Task brief =
Extract each record and reproduce it exactly.

Dataset records =
══════════

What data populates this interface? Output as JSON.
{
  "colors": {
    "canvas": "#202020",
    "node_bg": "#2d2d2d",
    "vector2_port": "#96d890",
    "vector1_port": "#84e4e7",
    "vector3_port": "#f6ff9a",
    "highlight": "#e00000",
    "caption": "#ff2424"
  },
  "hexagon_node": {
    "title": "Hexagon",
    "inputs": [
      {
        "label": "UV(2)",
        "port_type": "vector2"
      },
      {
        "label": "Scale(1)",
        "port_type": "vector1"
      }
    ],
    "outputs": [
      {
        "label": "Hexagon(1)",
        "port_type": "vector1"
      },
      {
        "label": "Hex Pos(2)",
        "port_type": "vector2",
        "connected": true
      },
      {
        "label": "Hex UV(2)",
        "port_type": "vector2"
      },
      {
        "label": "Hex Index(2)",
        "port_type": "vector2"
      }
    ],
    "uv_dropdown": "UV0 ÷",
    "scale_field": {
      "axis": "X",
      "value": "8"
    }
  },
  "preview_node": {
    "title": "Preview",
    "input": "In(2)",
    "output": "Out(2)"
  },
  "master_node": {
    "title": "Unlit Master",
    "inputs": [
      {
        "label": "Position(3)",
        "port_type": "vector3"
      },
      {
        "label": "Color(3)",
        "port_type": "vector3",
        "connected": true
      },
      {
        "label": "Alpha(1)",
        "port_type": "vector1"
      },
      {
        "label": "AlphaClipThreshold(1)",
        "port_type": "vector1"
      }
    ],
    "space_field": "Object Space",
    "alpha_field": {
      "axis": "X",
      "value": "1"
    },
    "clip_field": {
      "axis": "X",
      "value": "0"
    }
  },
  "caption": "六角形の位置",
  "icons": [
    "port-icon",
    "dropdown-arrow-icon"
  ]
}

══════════

Answer space =
What data populates this interface? Output as JSON.
{
  "colors": {
    "canvas": "#202020",
    "node_bg": "#2d2d2d",
    "vector2_port": "#96d890",
    "vector1_port": "#84e4e7",
    "vector3_port": "#f6ff9a",
    "highlight": "#e00000",
    "caption": "#ff2424"
  },
  "hexagon_node": {
    "title": "Hexagon",
    "inputs": [
      {
        "label": "UV(2)",
        "port_type": "vector2"
      },
      {
        "label": "Scale(1)",
        "port_type": "vector1"
      }
    ],
    "outputs": [
      {
        "label": "Hexagon(1)",
        "port_type": "vector1"
      },
      {
        "label": "Hex Pos(2)",
        "port_type": "vector2",
        "connected": true
      },
      {
        "label": "Hex UV(2)",
        "port_type": "vector2"
      },
      {
        "label": "Hex Index(2)",
        "port_type": "vector2"
      }
    ],
    "uv_dropdown": "UV0 ÷",
    "scale_field": {
      "axis": "X",
      "value": "8"
    }
  },
  "preview_node": {
    "title": "Preview",
    "input": "In(2)",
    "output": "Out(2)"
  },
  "master_node": {
    "title": "Unlit Master",
    "inputs": [
      {
        "label": "Position(3)",
        "port_type": "vector3"
      },
      {
        "label": "Color(3)",
        "port_type": "vector3",
        "connected": true
      },
      {
        "label": "Alpha(1)",
        "port_type": "vector1"
      },
      {
        "label": "AlphaClipThreshold(1)",
        "port_type": "vector1"
      }
    ],
    "space_field": "Object Space",
    "alpha_field": {
      "axis": "X",
      "value": "1"
    },
    "clip_field": {
      "axis": "X",
      "value": "0"
    }
  },
  "caption": "六角形の位置",
  "icons": [
    "port-icon",
    "dropdown-arrow-icon"
  ]
}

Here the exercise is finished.